Way back in 1991, Ötzi the Iceman was discovered mummified in the Alps. Although he’s been dead for a good 5,300 years, he’s incredibly well-preserved, which has given researchers unique glimpse into what life might have been like five millenia ago. Recently, Ötzi was found to be lactose intolerant and pre-disposed to heart disease, but that may not be the end of his secrets. Upon very, very close inspection, scientists have now found intact red blood cells in a wound on Ötzi’s shoulder, the oldest known intact red blood cells in existence.
When Ötzi was originally found, his body was thought to be completely devoid of blood. The fact that his blood vessels were completely empty lead researchers to believe that the blood had just decayed away completely.
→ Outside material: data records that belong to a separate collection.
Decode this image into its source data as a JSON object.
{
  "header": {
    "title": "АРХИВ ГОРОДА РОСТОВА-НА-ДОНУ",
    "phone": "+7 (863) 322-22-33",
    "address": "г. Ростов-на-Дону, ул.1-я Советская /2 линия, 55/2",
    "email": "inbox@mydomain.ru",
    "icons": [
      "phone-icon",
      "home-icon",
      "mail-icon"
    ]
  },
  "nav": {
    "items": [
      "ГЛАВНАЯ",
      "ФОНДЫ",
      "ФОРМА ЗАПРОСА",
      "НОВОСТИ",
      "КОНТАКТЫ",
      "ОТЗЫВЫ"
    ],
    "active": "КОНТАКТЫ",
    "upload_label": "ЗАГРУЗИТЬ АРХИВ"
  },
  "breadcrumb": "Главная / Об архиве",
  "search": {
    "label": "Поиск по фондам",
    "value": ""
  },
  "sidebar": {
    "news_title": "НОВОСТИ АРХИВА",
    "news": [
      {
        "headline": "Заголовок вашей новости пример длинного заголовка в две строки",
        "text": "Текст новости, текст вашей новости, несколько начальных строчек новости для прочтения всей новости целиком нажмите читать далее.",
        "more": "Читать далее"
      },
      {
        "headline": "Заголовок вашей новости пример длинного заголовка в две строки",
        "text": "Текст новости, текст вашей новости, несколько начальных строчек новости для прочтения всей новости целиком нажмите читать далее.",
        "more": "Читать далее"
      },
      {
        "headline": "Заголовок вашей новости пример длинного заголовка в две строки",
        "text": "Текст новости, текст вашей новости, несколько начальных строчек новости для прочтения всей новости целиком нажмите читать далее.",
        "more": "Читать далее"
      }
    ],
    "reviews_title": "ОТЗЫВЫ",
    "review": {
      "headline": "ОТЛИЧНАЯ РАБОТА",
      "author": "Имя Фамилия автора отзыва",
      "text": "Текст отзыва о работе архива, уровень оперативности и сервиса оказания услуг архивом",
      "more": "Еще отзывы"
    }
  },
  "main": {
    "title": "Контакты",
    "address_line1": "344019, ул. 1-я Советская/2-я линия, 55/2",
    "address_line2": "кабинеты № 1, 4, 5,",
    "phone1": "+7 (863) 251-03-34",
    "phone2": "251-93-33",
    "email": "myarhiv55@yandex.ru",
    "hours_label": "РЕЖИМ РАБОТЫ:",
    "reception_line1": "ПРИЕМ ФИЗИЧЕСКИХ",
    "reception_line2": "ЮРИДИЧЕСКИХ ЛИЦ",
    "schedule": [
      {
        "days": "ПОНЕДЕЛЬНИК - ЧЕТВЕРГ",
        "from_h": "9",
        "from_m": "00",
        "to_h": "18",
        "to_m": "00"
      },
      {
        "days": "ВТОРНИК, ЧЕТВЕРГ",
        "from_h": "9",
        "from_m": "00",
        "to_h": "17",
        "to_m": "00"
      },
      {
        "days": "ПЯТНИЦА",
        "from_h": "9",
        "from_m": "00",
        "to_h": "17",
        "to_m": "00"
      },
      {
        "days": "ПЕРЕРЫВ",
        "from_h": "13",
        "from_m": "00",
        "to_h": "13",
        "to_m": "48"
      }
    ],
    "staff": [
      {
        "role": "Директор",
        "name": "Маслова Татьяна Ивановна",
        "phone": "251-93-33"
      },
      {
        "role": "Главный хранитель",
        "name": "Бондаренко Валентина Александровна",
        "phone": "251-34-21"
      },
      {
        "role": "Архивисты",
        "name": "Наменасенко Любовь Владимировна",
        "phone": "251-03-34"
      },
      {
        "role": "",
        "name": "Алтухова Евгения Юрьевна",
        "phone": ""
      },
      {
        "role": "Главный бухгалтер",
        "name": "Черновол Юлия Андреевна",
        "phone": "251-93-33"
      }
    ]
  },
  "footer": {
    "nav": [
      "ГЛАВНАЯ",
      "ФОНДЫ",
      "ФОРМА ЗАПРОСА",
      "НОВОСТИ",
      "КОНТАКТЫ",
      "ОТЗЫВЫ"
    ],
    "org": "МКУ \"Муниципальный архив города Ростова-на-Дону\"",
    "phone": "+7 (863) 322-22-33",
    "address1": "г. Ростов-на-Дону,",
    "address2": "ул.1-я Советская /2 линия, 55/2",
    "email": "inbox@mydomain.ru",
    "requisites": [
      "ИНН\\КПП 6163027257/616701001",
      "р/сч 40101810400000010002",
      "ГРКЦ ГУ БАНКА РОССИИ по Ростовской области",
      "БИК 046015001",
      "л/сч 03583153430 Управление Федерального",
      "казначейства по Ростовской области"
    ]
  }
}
Now, a paper in the Journal of the Royal Society Interface outlines how scientists using atomic force microscopy were able to find blood residue and fibrin in the Iceman’s shoulder wound including intact red blood cells.
Already the discovery yields some interesting knowledge. The prescense of fibrin, a protein required for clotting, strongly suggests that the Iceman’s death was not exactly swift, and that he managed to soldier on for at least a little bit after taking an arrow in the shoulder. Aside from that, there is plenty to be learned from the ancient blood cells, but that’s going to require a bit more study. Scientists hope that an in-depth examination of the cells’ molecular structure after years of aging and dehydration can be applied to forensic science, improving the accuracy with which we can determine the age of blood that’s not quite as old.
For someone who’s over 5,000 years old, Ötzi is doing a fantastic job of managing to stay relevant. You’d think that this long after his discovery, he’d be out of secrets, but he’s proving to be quite the mysterious fellow. Talk about an enduring legacy.